For each element of urls (i.e. for each dissertation URL), we can now get our information.

# Create an empty list
ls = []

# For each element of our list of sites
for url in urls:
    # Send a request to the site
    r = requests.get(url)
    # Parse the result
    dissertpage = BeautifulSoup(r.text, "html.parser")
    # Get the date
    date = dissertpage.select("#publication_date p")[0].text
    # Get the major
    major = dissertpage.select("#department p")[0].text
    # Get the advisor
    advisor = dissertpage.select("#advisor1 p")[0].text
    # Store the results in the list
    ls.append((date, major, advisor))
    # Add a delay at each iteration
    time.sleep(0.1)

Some sites will block requests if they are too frequent. Adding a little delay between requests is often a good idea.

Store results in DataFrame

A DataFrame would be a lot more convenient than a list to hold our results.

First, we create a list with the column names for our future DataFrame:

cols = ["Date", "Major", "Advisor"]

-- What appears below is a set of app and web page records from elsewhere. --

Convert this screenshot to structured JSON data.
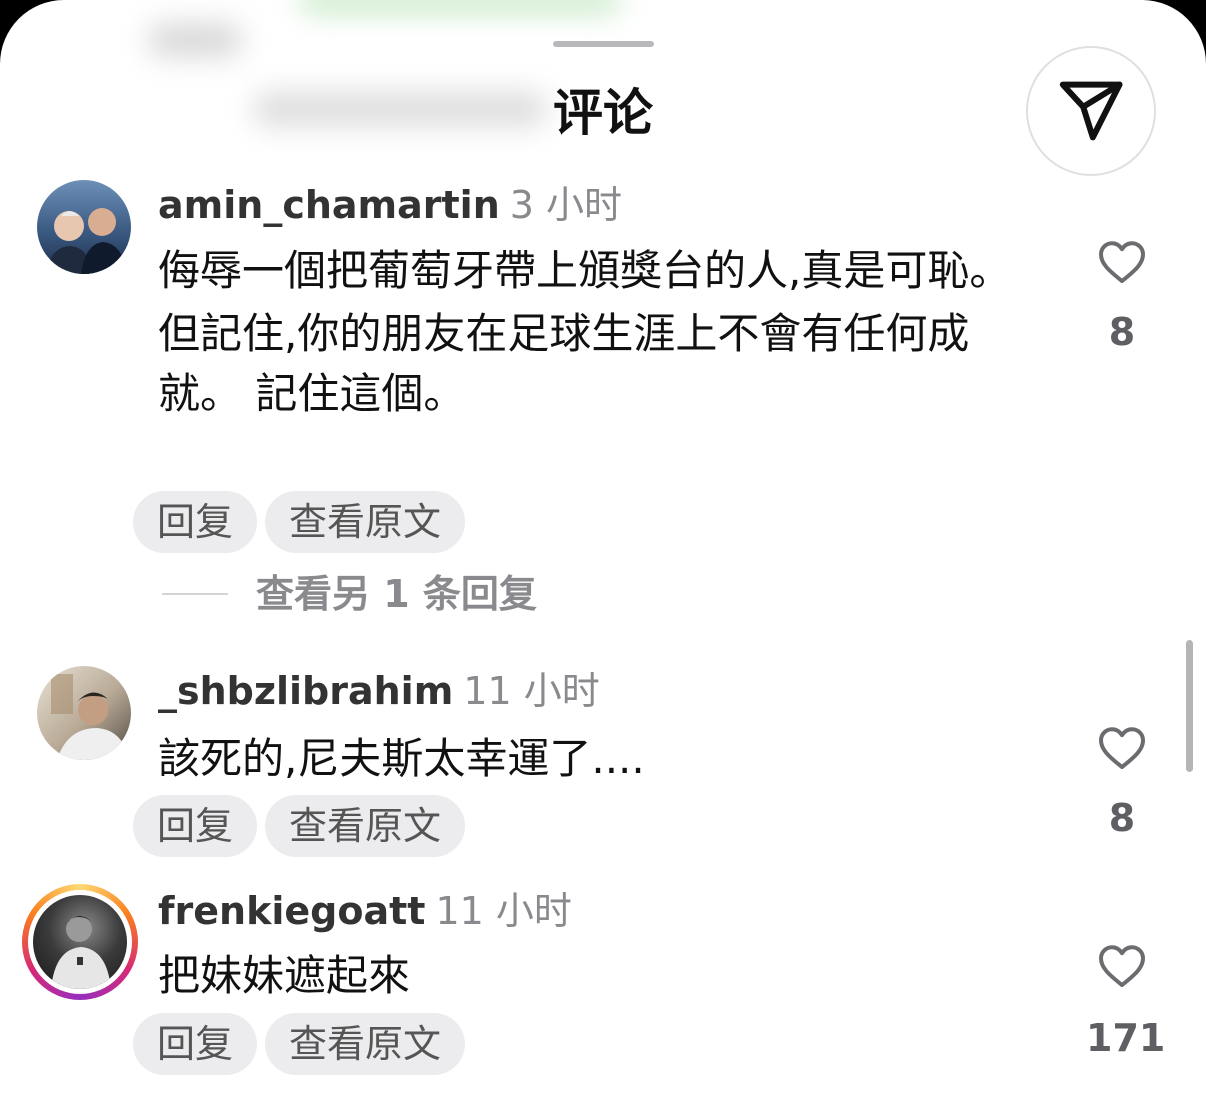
{
  "header": {
    "title": "评论",
    "share_icon": "send-icon"
  },
  "comments": [
    {
      "username": "amin_chamartin",
      "time": "3 小时",
      "paragraphs": [
        "侮辱一個把葡萄牙帶上頒獎台的人,真是可恥。",
        "但記住,你的朋友在足球生涯上不會有任何成就。 記住這個。"
      ],
      "reply_label": "回复",
      "see_original_label": "查看原文",
      "likes": "8",
      "view_replies_label": "查看另 1 条回复"
    },
    {
      "username": "_shbzlibrahim",
      "time": "11 小时",
      "paragraphs": [
        "該死的,尼夫斯太幸運了...."
      ],
      "reply_label": "回复",
      "see_original_label": "查看原文",
      "likes": "8"
    },
    {
      "username": "frenkiegoatt",
      "time": "11 小时",
      "paragraphs": [
        "把妹妹遮起來"
      ],
      "reply_label": "回复",
      "see_original_label": "查看原文",
      "likes": "171"
    }
  ],
  "colors": {
    "text": "#111111",
    "muted": "#8a8a8e",
    "chip_bg": "#ececee"
  }
}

Then we create our DataFrame:

df = pd.DataFrame(ls, columns=cols)
df
Date Major Advisor
0 5-2024 Data Science and Engineering Travis Humble
1 5-2023 Life Sciences Bode A. Olukolu
2 5-2023 Nuclear Engineering Erik Lukosi
3 5-2023 Energy Science and Engineering Kyle R. Gluesenkamp
4 5-2023 English Margaret Lazarus Dean
... ... ... ...
95 8-2023 Psychology Todd M. Moore
96 8-2023 Animal Science Brynn H. Voy
97 8-2023 Child and Family Studies Megan L. Haselschwerdt
98 5-2023 Business Administration Eric Kelley
99 5-2023 Physics Yuri Efremenko

100 rows × 3 columns

Save results to file

As a final step, we will save our data to a CSV file:

df.to_csv('dissertations_data.csv', index=False)

The default index=True writes the row numbers. We are not writing these indices in our file by changing the value of this argument to False.

If you are using a Jupyter notebook or the IPython shell, you can type !ls to see that the file is there and !cat dissertations_data.csv to print its content.

! is a magic command that allows to run Unix shell commands in a notebook or IPython shell.